The issue of collecting and processing search engine data, as well as other Web surfing habits, by ISPs from users stands to be an emerging issue in 2008. Essentially companies like Google, Yahoo as well as others like NebuAd are developing the ability to process information they collect from you and (for lack of a better word) deduce your interests, primarily for advertising purposes. Some government agencies have begun to take notice. NebuAd, as the ClickZ story reports, is already discussing the capabilities of its behavior tracking and ad targeting software with the Federal Trade Commission. Concerns about this concept were implicit in some of the opposition to the Google-Doubleclick merger, but I believe the complexity was lost on both sides. This issue bears watching into the new year because it will pit those concerned about privacy against enterprises looking to expand a potential universe of buyers. The line between welcome promotion and unwanted intrusion is always moving, and it can vary from individual to individual. Some will happily sacrifice a chance to save on groceries in order to avoid having purchases tracked through a supermarket card club. Stay tuned.

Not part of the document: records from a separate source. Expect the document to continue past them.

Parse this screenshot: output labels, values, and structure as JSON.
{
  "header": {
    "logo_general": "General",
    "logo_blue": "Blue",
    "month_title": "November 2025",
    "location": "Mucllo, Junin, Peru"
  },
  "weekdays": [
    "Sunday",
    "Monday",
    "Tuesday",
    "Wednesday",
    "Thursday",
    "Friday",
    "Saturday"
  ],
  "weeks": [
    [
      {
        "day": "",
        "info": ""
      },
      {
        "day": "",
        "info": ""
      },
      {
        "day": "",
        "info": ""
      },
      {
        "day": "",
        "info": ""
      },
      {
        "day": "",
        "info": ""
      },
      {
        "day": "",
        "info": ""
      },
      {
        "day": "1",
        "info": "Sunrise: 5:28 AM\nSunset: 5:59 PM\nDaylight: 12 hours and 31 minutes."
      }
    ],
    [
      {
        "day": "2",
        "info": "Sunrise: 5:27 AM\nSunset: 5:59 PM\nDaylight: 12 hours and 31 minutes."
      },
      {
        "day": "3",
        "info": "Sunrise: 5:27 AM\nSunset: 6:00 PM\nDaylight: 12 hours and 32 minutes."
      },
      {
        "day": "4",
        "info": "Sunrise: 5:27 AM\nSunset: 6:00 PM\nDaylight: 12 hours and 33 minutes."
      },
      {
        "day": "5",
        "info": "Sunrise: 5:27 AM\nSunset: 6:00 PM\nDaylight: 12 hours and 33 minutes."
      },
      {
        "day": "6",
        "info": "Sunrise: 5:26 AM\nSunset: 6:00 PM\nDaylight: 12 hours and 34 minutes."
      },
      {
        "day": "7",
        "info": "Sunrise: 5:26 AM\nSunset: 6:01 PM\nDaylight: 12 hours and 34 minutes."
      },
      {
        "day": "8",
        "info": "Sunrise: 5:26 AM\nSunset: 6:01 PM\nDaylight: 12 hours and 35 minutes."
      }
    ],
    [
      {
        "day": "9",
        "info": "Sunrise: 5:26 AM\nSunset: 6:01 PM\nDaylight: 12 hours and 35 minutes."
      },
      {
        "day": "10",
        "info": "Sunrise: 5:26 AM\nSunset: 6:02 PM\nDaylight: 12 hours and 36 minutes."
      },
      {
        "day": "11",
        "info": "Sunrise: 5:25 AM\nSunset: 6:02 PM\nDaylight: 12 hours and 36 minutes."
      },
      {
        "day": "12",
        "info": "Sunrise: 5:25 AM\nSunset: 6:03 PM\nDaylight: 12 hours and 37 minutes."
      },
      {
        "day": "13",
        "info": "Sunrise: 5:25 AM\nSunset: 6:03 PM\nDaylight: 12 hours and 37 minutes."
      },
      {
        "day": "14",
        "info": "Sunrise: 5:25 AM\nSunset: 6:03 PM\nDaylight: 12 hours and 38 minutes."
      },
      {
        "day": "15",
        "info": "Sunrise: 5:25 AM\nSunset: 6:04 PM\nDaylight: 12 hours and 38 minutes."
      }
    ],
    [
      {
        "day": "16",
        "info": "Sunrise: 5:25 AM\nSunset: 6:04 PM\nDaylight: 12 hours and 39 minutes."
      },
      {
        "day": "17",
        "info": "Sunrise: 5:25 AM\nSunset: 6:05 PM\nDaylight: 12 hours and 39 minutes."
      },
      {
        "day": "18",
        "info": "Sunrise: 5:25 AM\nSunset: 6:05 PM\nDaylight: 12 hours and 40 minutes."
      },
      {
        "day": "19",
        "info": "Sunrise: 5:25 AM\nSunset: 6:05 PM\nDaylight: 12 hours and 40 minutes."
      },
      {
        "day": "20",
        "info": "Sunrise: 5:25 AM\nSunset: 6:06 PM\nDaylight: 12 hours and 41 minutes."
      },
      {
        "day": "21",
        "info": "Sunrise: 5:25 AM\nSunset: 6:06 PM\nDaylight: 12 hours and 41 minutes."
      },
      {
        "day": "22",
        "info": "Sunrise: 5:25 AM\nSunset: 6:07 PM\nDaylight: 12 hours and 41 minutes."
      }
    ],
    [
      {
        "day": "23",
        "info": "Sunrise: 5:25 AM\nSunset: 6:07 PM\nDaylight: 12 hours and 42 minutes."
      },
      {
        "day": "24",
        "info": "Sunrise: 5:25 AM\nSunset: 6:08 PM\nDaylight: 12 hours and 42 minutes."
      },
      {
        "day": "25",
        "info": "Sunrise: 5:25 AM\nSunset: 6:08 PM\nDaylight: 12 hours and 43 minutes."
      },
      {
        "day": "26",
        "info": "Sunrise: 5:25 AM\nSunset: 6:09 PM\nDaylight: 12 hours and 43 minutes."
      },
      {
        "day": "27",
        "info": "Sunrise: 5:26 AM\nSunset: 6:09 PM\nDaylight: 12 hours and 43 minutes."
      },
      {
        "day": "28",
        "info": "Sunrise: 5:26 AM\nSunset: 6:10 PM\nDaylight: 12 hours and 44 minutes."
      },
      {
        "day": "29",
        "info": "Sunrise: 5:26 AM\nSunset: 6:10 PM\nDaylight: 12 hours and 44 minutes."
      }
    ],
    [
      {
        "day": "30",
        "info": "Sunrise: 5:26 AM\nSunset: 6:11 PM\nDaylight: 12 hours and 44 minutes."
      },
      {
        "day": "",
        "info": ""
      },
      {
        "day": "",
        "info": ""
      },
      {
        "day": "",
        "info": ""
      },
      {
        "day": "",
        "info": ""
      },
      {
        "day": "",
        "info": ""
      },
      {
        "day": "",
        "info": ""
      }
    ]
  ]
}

Steven Titch served as a policy analyst at Reason Foundation from 2004 to 2013.